§ Directions
Only lines holding the string "this" are wanted; copy each one from the material.

§ Records for processing
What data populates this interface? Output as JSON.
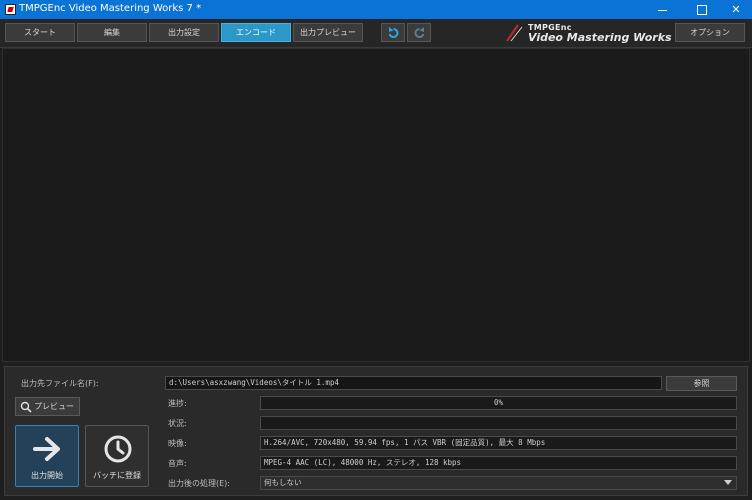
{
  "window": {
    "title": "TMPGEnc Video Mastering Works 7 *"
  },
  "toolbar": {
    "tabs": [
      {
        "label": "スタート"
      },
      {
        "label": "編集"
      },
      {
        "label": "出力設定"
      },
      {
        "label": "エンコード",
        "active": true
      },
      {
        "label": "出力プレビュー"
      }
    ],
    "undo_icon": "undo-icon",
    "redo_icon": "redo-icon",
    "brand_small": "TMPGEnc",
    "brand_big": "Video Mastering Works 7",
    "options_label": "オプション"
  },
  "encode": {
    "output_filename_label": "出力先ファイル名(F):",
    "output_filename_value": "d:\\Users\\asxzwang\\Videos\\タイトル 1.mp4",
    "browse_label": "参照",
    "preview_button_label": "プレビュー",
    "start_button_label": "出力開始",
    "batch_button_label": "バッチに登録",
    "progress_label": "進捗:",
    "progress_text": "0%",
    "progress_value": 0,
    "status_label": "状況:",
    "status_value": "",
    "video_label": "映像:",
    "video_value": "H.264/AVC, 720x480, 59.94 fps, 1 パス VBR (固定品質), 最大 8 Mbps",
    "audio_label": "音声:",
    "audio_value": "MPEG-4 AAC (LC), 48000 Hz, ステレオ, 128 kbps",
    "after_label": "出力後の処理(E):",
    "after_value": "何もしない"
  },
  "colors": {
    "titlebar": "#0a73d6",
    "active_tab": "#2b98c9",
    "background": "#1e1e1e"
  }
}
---
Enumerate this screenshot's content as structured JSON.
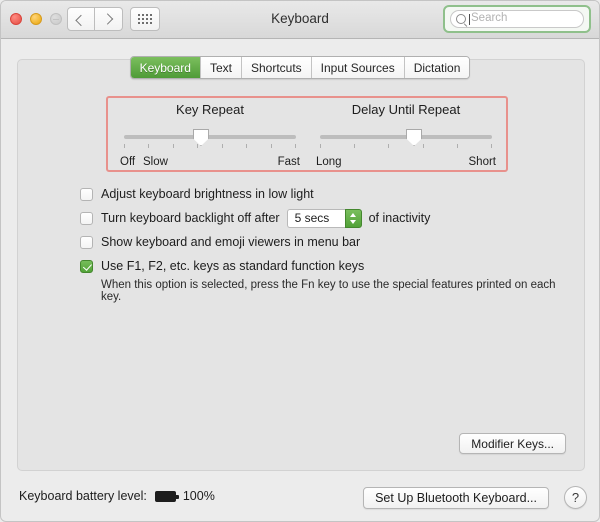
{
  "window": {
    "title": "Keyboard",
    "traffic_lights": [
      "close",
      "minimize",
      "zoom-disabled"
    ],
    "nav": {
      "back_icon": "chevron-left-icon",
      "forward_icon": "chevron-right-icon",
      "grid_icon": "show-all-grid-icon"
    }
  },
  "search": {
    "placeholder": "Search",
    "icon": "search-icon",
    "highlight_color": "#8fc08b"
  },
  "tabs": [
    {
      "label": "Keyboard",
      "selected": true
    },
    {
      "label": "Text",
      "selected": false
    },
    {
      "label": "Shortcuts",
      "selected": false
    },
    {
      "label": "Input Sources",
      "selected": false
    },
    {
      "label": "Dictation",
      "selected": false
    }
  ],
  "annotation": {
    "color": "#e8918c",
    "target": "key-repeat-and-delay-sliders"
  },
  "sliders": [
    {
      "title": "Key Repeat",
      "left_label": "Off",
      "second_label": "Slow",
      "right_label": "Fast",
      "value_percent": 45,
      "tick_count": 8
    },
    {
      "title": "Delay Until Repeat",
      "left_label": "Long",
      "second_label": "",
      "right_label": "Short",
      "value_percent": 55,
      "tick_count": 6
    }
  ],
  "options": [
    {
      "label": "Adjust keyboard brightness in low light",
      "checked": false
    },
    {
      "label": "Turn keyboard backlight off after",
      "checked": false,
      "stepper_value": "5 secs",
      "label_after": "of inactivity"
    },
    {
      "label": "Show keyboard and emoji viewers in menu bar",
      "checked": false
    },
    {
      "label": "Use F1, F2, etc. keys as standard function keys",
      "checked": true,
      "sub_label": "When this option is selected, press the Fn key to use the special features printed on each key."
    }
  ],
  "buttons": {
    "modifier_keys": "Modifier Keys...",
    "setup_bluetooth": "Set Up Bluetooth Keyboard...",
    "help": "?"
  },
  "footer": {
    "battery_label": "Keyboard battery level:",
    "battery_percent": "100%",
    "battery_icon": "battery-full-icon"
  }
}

§ Output
What data populates this interface? Output as JSON.
Enumerate this screenshot's content as structured JSON.
      "sub_label": "When this option is selected, press the Fn key to use the special features printed on each key."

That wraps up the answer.